Little Women of Baghlan is the true account of an ordinary young woman who answers the call to service and adventure during an extraordinary time in world history. Her story rivals the excitement, intrigue, and suspense of any novel, unfolding against the backdrop of changing social mores, the Cold War, the Peace Corps, and a country at the crossroads of China, Russia, India, Pakistan, and Iran. When John F. Kennedy, delivers a speech in the Senate Chambers on a hot July day in 1957, a young girl named Joanne Carter listens from the Senate gallery. Ten years later Kennedy has been assassinated and America is mired in the Vietnam War. Jo remembers Kennedy’s words and is inspired to join the Peace Corps. She flies into Afghanistan on March 21, 1968. From her plane window, the Hindu Kush Mountains appear desolate and barren, not unlike the surface of the moon. On the ground, Kabul explodes into color and sound. Taxis honk. Busses spew diesel fumes, sharing traffic lanes with donkeys and camels. The air is infused with the aroma of wool, dust, and dung. As the Volunteers tour the Blue Mosque in Mazar-e Sharif, three Russian MIGS buzz the courtyard, foreshadowing the Soviet invasion of 1989. With co-workers Nan and Mary, Jo starts a school of nursing for Afghan girls. The students are almost non-literate. The hospital lacks equipment, trained doctors, and a reliable source of water. Babies routinely expire from poor delivery practices. On Christmas Eve 1968, Jo walks the frozen mud streets of Baghlan. Overhead, the Apollo 8 astronauts orbit the moon. In January, the women travel on vacation to India, prompting the Peace Corps director in Kabul to dub them the “Little Women of Baghlan.” They make a stop at Peshawar Air Base in Pakistan, and Jo attracts the attention of a handsome, charismatic airman. When they return, Jo reflects on the paradox that is Afghanistan. The Afghans are mired in poverty, yet generous to the point of embarrassment. The men are welcoming and solicitous of the Volunteers, yet capable of turning a blind eye to the suffering of their wives, daughters, and sisters. The climate is harsh and unforgiving; the Hindu Kush starkly beautiful. During her two-year deployment, Jo fills the pages of a small, compact diary, never dreaming her tiny handwriting will eventually become a significant historical account.
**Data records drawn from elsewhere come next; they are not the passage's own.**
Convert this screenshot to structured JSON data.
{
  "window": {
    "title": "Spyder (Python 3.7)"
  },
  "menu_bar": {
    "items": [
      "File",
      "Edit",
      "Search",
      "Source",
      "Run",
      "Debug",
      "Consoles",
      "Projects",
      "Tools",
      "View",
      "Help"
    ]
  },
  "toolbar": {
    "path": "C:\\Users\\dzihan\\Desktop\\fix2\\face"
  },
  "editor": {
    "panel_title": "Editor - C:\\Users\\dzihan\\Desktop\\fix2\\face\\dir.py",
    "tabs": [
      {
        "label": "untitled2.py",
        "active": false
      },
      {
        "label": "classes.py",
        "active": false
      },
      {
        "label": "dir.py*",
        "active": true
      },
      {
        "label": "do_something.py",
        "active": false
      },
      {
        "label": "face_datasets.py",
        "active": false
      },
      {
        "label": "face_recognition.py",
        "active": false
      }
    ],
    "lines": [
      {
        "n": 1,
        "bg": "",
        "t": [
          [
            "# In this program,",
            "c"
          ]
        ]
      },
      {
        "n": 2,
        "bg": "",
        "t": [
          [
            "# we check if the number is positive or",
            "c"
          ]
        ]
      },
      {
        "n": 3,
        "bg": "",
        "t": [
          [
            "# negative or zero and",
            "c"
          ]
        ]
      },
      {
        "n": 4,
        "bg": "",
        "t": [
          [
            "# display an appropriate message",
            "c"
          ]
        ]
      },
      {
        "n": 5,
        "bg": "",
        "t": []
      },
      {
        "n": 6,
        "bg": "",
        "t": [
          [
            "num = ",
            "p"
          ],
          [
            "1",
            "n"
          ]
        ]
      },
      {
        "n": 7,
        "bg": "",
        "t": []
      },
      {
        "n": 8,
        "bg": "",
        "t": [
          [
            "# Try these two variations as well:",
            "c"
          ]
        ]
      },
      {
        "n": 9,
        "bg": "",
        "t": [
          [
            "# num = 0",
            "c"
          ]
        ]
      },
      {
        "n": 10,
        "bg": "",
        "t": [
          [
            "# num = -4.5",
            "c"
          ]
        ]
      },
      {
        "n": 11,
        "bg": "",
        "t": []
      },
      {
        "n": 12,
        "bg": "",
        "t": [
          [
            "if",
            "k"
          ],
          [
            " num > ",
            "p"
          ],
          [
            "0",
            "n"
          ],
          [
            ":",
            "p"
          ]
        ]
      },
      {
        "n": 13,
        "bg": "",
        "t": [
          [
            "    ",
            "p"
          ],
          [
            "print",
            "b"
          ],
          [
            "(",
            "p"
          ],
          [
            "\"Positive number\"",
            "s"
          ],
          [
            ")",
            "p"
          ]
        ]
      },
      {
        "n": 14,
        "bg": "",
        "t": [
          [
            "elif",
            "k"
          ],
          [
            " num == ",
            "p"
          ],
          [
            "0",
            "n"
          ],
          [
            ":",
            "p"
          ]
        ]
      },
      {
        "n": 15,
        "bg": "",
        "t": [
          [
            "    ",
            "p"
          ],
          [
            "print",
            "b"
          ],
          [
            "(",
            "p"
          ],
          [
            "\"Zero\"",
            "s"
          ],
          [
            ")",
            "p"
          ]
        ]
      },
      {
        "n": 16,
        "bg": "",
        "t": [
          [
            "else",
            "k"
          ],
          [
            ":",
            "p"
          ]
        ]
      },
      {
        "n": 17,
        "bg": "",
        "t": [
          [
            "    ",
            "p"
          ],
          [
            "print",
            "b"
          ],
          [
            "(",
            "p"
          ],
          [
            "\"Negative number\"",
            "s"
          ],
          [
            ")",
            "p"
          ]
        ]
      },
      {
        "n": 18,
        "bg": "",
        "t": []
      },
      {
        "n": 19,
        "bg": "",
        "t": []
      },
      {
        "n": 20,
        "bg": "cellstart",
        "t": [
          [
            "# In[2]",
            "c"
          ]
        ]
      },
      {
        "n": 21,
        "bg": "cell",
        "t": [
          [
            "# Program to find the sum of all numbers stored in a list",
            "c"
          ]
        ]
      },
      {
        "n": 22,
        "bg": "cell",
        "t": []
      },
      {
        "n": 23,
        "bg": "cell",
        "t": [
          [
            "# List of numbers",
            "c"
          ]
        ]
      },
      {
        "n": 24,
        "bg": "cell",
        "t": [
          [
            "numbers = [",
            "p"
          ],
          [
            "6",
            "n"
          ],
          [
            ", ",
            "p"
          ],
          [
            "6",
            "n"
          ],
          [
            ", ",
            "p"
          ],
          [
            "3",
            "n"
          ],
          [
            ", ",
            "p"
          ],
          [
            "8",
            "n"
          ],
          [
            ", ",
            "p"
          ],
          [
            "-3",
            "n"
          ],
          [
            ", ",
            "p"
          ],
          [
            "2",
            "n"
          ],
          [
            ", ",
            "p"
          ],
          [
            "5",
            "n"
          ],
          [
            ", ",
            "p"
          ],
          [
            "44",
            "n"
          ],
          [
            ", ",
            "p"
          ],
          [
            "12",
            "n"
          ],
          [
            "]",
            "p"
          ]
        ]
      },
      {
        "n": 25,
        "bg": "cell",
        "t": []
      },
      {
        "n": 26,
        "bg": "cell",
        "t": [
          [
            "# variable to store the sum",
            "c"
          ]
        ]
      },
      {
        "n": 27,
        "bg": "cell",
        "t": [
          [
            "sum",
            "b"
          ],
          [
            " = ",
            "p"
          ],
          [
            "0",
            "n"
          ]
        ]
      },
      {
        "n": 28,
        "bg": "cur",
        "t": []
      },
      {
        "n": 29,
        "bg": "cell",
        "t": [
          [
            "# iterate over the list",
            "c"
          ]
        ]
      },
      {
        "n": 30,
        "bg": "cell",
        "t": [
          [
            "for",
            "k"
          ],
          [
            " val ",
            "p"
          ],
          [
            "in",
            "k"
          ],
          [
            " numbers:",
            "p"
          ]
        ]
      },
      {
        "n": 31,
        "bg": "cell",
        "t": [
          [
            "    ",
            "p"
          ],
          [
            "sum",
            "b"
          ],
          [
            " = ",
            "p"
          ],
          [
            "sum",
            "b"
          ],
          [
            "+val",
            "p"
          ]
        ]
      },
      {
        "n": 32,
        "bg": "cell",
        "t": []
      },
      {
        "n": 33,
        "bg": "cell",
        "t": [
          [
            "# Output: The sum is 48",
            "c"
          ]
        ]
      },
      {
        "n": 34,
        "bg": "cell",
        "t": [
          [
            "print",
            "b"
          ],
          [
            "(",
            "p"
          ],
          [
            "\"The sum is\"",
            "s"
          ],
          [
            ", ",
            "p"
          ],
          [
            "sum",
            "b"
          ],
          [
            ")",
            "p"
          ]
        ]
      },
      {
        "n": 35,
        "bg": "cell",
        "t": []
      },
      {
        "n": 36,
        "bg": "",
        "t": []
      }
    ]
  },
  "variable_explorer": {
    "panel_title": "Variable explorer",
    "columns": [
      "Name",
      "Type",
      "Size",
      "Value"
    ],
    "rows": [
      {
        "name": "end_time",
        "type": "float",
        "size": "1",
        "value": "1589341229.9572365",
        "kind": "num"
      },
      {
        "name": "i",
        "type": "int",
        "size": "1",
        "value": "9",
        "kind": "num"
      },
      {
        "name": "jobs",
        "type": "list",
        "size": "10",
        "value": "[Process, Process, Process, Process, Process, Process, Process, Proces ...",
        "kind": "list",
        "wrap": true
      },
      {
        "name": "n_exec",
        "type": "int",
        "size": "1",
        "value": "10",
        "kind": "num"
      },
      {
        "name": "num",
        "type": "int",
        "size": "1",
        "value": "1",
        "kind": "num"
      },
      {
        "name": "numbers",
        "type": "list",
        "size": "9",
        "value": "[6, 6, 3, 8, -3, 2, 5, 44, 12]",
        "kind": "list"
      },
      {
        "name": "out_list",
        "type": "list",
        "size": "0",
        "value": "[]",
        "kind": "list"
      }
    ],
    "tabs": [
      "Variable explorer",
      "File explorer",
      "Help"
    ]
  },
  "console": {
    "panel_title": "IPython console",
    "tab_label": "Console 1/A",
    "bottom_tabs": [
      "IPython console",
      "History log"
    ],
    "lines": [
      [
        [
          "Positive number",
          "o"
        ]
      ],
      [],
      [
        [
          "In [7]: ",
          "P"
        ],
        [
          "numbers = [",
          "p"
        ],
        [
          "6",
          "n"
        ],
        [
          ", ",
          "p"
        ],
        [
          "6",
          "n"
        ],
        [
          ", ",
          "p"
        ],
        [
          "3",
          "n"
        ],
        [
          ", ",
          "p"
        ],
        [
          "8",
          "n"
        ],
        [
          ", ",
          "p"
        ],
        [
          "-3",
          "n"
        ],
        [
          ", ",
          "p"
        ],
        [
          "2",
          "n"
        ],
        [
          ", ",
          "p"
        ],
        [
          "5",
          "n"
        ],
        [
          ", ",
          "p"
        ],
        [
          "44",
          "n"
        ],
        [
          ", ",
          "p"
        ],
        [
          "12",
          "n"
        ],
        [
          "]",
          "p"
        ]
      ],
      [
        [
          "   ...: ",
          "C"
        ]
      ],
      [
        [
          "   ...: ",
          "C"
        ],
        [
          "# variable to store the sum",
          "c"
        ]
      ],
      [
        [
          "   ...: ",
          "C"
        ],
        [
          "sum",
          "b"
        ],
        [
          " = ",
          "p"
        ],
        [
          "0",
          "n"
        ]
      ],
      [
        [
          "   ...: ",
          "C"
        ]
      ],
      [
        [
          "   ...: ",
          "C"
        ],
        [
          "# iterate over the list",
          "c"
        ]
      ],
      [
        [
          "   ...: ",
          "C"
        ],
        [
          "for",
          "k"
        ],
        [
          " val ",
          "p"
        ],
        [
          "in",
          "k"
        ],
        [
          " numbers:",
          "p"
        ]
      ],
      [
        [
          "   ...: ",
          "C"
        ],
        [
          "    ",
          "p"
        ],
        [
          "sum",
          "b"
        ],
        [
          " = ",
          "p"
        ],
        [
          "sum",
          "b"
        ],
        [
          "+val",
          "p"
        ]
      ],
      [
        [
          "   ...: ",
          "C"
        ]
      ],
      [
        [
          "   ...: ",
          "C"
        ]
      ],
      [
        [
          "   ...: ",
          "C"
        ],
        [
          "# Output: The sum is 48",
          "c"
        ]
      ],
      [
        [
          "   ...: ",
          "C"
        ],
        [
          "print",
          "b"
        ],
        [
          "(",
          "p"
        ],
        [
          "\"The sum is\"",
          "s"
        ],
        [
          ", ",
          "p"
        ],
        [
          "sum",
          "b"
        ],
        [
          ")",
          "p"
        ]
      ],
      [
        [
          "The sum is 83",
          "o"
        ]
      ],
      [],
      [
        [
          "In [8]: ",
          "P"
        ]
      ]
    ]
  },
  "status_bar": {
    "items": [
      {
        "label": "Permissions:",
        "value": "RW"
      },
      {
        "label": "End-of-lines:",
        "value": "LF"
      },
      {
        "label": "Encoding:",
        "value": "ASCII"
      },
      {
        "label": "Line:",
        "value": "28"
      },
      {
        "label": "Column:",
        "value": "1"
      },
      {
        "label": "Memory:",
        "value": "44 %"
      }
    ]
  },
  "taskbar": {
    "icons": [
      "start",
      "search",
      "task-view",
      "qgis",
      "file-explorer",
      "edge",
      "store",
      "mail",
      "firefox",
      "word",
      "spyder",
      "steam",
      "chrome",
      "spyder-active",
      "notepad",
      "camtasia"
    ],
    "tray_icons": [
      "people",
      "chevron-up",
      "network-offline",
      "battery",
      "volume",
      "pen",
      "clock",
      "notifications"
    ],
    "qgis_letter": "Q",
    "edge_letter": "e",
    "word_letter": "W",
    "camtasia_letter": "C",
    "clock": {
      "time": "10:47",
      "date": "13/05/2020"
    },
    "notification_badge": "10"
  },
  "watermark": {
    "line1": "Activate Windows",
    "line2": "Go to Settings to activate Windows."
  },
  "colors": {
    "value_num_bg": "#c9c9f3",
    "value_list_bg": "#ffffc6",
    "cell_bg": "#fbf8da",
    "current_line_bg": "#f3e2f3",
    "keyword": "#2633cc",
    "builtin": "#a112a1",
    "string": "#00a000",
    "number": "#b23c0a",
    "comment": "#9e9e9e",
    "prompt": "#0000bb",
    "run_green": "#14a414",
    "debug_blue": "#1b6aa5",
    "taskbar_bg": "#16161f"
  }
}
Nearly a half century later, her journal is a bittersweet reminder of a country that has since vanished—a country on the brink of becoming a modern nation, moving toward the recognition of women’s rights. The Volunteers live in safety. They celebrate the end of the holy month of Ramadan and Eid-al-Fitr with their Afghan hosts; the Muslims bring a Christmas tree to their American guests. The Peace Corps workers are long gone, replaced by Soviet troops in 1979, mujahideen fighters ten years later, the Taliban in 1996, and the United States military in 2001, joined by NATO forces in 2003. Afghanistan is no longer the name of a country, it is the name of a war. The country Jo once called home has been buried under layers of recent history, and there is little evidence to suggest that such a time or place ever existed.